**YOUR GOAL:**
Exact repetition of the data below is required.

**EXERCISE INPUTS:**

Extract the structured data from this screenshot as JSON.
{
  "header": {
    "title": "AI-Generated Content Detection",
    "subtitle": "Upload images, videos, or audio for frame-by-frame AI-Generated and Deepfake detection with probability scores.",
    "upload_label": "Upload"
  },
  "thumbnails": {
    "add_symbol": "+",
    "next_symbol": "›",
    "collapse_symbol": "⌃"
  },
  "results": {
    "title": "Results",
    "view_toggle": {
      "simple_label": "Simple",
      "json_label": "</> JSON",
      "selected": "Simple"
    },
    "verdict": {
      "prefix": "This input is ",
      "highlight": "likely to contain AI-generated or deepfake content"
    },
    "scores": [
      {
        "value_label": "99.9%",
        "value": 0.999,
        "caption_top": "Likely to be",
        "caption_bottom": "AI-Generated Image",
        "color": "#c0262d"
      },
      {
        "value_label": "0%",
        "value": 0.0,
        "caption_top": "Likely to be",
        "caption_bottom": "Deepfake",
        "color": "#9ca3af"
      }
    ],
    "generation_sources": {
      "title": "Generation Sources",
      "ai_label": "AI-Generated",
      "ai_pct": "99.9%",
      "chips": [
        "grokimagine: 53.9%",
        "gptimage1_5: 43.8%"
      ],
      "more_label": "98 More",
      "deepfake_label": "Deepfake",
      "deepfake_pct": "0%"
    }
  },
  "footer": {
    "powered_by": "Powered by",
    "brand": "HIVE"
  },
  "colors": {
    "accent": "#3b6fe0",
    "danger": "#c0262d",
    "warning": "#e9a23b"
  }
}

**SOLUTION FOR THIS PROBLEM:**
Extract the structured data from this screenshot as JSON.
{
  "header": {
    "title": "AI-Generated Content Detection",
    "subtitle": "Upload images, videos, or audio for frame-by-frame AI-Generated and Deepfake detection with probability scores.",
    "upload_label": "Upload"
  },
  "thumbnails": {
    "add_symbol": "+",
    "next_symbol": "›",
    "collapse_symbol": "⌃"
  },
  "results": {
    "title": "Results",
    "view_toggle": {
      "simple_label": "Simple",
      "json_label": "</> JSON",
      "selected": "Simple"
    },
    "verdict": {
      "prefix": "This input is ",
      "highlight": "likely to contain AI-generated or deepfake content"
    },
    "scores": [
      {
        "value_label": "99.9%",
        "value": 0.999,
        "caption_top": "Likely to be",
        "caption_bottom": "AI-Generated Image",
        "color": "#c0262d"
      },
      {
        "value_label": "0%",
        "value": 0.0,
        "caption_top": "Likely to be",
        "caption_bottom": "Deepfake",
        "color": "#9ca3af"
      }
    ],
    "generation_sources": {
      "title": "Generation Sources",
      "ai_label": "AI-Generated",
      "ai_pct": "99.9%",
      "chips": [
        "grokimagine: 53.9%",
        "gptimage1_5: 43.8%"
      ],
      "more_label": "98 More",
      "deepfake_label": "Deepfake",
      "deepfake_pct": "0%"
    }
  },
  "footer": {
    "powered_by": "Powered by",
    "brand": "HIVE"
  },
  "colors": {
    "accent": "#3b6fe0",
    "danger": "#c0262d",
    "warning": "#e9a23b"
  }
}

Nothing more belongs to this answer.